ENGLISH language schools in Vietnam’s Ho Chi Minh City (HCMC, formerly Saigon) are now proliferating so fast that its private English as a Foreign Language (EFL) sector is ‘out of control,’ according the English language Vietnam news website Vietnam Net Bridge. Nguyen Van Cuong, of the city’s Education and Training Department says that there are now 474 registered private EFL schools under its supervision, and that ‘the task of controlling the quality of English education centres in HCM City is quite a challenge.’
Setting up an ‘international centre’ teaching EFL under an ‘international’-sounding brand name is relatively cheap, and Mr Cuong said that it’s possible with an investment of as little as 2 million dong (£78) in a prime location. Opening another branch of an existing school requires much less bureaucracy than setting up a new school from scratch, so that most schools have two or three branches in the city, with some schools operating as many as 20 branches.
Operating multiple branches means that chain schools can send their existing teachers into several schools, rather than having to spend money on hiring new teachers. Students sign up in the expectation of being taught by ‘highly qualified native-speaking teachers’ only to find that these are often backpackers who are very thinly spread around many different branches of a school. One student complained to Vietnam Net Bridge that he had signed up on the promise of four days a week out of five, but now he gets to be taught by a native speaker only once a week.
Other sharp practices in Ho Chi Minh City’s mushrooming private EFL sector include frequent unsubstantiated claims that schools’ certification is internationally recognised. And complaints about false advertising go beyond claims about native-speaker teachers. One school projected a ‘luxurious appearance’ to a student, named as Minh Nghia,’ when he came to enquire about enrolling, but put that student in ‘small and stuffy’ classrooms. A staff member at the centre gave assurances that his class would have a maximum of 20 students, but the class turned out to have 30 students, with new students constantly added as they enrolled. "The class is too crowded and it’s really hard to listen to the teachers’ words,’ said Nghia.
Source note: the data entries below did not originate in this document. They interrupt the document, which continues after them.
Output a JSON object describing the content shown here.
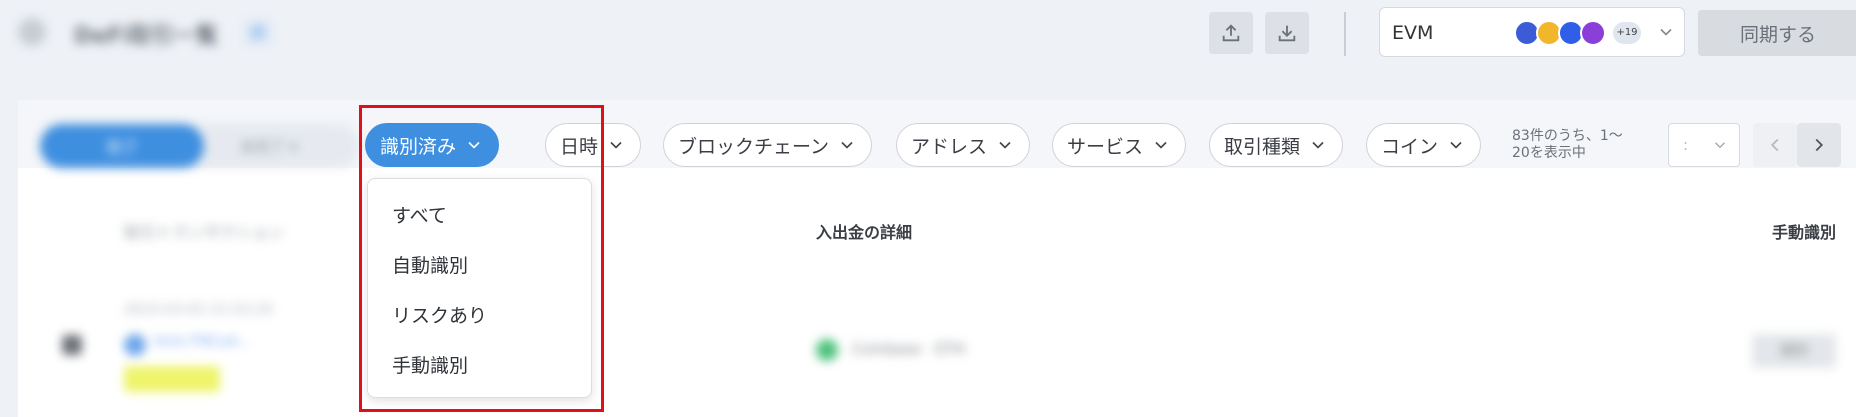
{
  "header": {
    "page_title": "DeFi取引一覧",
    "title_badge": "β",
    "upload_icon": "upload-icon",
    "download_icon": "download-icon",
    "chain_selector": {
      "label": "EVM",
      "icons": [
        "ethereum-icon",
        "bnb-icon",
        "celo-icon",
        "polygon-icon"
      ],
      "more_count": "+19"
    },
    "sync_button": "同期する"
  },
  "tabs": {
    "active": "完了",
    "inactive": "未完了 ▾"
  },
  "filters": [
    {
      "label": "識別済み",
      "active": true
    },
    {
      "label": "日時",
      "active": false
    },
    {
      "label": "ブロックチェーン",
      "active": false
    },
    {
      "label": "アドレス",
      "active": false
    },
    {
      "label": "サービス",
      "active": false
    },
    {
      "label": "取引種類",
      "active": false
    },
    {
      "label": "コイン",
      "active": false
    }
  ],
  "pagination": {
    "summary_line1": "83件のうち、1〜",
    "summary_line2": "20を表示中",
    "page_size": ":"
  },
  "table": {
    "headers": {
      "transaction": "取引トランザクション",
      "details": "入出金の詳細",
      "manual": "手動識別"
    },
    "row": {
      "date": "2023-03-02 21:53:24",
      "address": "0x5c7f9Ca4...",
      "detail": "Coinbase · ETH",
      "action": "識別"
    }
  },
  "dropdown": {
    "items": [
      "すべて",
      "自動識別",
      "リスクあり",
      "手動識別"
    ]
  },
  "colors": {
    "accent": "#3f8fe0",
    "highlight": "#e0101a"
  }
}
A language centre director, speaking to Vietnam Net Bridge on condition of anonymity, said that ‘English centres owned by Vietnamese universities inside their campuses, which in the 1990s were very popular, and whose payments were only several 10,000 dong, (just under $4) can barely survive,’ as ‘low-cost English centres are now losing ground to the ones whose fees are in the millions of dong or even in US dollars,’ fuelled by a popular belief that teaching using a high proportion of native speaker teachers automatically translates into higher quality.